Tax deduction question from first investment property

2 Replies

Hi,

I am interested in my first investment property but I am trying to understand all tax pros/cons beforehand.

Let’s say I get paid through a w2 and also 1099 (self employed) and I have to pay about 10k annually on taxes from my 1099.

If I own my investment property , and even though it is cash flow positive, can I deduct all expenses associated with managing this property (travel, furniture, utilities etc.)? Let’s say this adds up to 8k for my first year. Will this 8k be deducted from my 10k that I would owe bringing my total down to 2K? Or are these two separate businesses?

I hope I explained this correctly.

Thanks in advance for any help and guidance.

-Chris

@Chris Klingemann

Of course, consult a qualified professional..

The first thing to understand is your W2 and 1099 income is considered active income.  Rental activities are categorized by the IRS as passive income.  So, its like having two separate "books" if you will.  Add/subtract your active income.  Then, add/subtract your passive income (i.e. rents) from your passive deductions (reference IRS form SchE).

As for taking passive deductions on your 1040 (your active income), here is the short version. If you're modified AGI is less than $100k, you can take $25k of passive losses onto your 1040. As your modified AGI gets to $150k, that $25k passive allowed loss decreases to zero. You also need to be actually spending time on your rentals and participating in their activities (as opposed to using a property manager basically). The other option is qualifying as a Real Estate Professional which lets you take every deduction. However, this qualification has little to do with its title. The main sticking point is you need to have more than 50% of your hours in real estate activities. So, as a W2 earner, that's next to impossible. So, you should be doing about 2000 hours a year for your W2 job. That means you need to be doing 2001 hours a year on your rentals --- kinda hard...

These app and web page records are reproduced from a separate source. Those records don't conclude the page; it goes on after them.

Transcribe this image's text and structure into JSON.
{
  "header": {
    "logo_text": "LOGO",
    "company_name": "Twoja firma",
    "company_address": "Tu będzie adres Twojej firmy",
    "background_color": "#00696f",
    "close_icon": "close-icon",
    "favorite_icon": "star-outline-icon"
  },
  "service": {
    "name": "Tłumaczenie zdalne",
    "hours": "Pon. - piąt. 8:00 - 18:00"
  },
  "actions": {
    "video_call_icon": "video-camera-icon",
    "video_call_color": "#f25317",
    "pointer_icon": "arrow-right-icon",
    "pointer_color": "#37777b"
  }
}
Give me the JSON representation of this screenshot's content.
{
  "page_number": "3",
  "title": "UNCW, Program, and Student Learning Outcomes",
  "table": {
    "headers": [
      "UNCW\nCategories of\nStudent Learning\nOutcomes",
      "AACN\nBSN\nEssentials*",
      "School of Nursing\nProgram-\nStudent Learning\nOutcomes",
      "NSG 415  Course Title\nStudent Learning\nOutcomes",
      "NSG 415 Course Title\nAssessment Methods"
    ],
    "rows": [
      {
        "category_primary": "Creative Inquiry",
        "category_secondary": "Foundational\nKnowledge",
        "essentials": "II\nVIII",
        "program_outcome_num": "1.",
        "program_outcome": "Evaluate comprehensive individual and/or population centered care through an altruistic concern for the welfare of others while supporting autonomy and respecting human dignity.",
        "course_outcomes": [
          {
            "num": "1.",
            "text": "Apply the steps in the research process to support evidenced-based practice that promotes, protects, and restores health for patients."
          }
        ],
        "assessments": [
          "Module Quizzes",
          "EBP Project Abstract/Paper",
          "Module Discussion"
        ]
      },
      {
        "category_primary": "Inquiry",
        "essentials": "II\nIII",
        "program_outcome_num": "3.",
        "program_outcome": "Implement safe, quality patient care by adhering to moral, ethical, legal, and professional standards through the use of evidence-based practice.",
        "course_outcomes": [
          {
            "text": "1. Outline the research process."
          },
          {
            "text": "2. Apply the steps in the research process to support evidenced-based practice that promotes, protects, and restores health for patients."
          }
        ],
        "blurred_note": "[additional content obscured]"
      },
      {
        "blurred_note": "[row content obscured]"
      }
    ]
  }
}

Oh, another thing.  I'm not sure if you just typed out your question incorrectly.  If you owe $10k annually in taxes, the deductions don't decrease your tax.  These are deduction and NOT tax credits.  So, say your W2 says you earned $80k for the year.  Then, if you had $25k of passive allowed losses and passed the criteria to take the losses, then your agi will become $55k.  Now continue and calculate your taxes...

Also, just because you can't take the passive deductions doesn't mean they are lost.  They are carry over as passive allowed losses (PAL) year after year.  This happens to most investors.  When you go to sell the PAL is realized.  But, when sell is another matter...

Make sense?  I hoped this helped.  Good luck.

Originally posted by @Chris Klingemann :

Hi,

I am interested in my first investment property but I am trying to understand all tax pros/cons beforehand.

Let’s say I get paid through a w2 and also 1099 (self employed) and I have to pay about 10k annually on taxes from my 1099.

If I own my investment property , and even though it is cash flow positive, can I deduct all expenses associated with managing this property (travel, furniture, utilities etc.)? Let’s say this adds up to 8k for my first year. Will this 8k be deducted from my 10k that I would owe bringing my total down to 2K? Or are these two separate businesses?

I hope I explained this correctly.

Thanks in advance for any help and guidance.

-Chris

 

  1. Chris, the majority tax saving from the RE activity comes to form the actual tax loss (Not cash flow loss) rather than the expenses associated with managing the property. Yes, you have deducted the expense associated with managing the property as well, but its not going to be material tax savings. 
  2. If you meet the exception of passive activity loss deduction, your rental tax loss will offset your income, not your tax amount. So 8k loss would offset your W-2 income rather than take on your W-2. 
  3. 8k against your 10k tax is what tax credits do, not deductions. 


Also, just having a tax loss should be your goal if you are buying more properties in the future. Your lender will not lend with a huge loss on your tax return. Your goals shouldn't be a huge tax loss.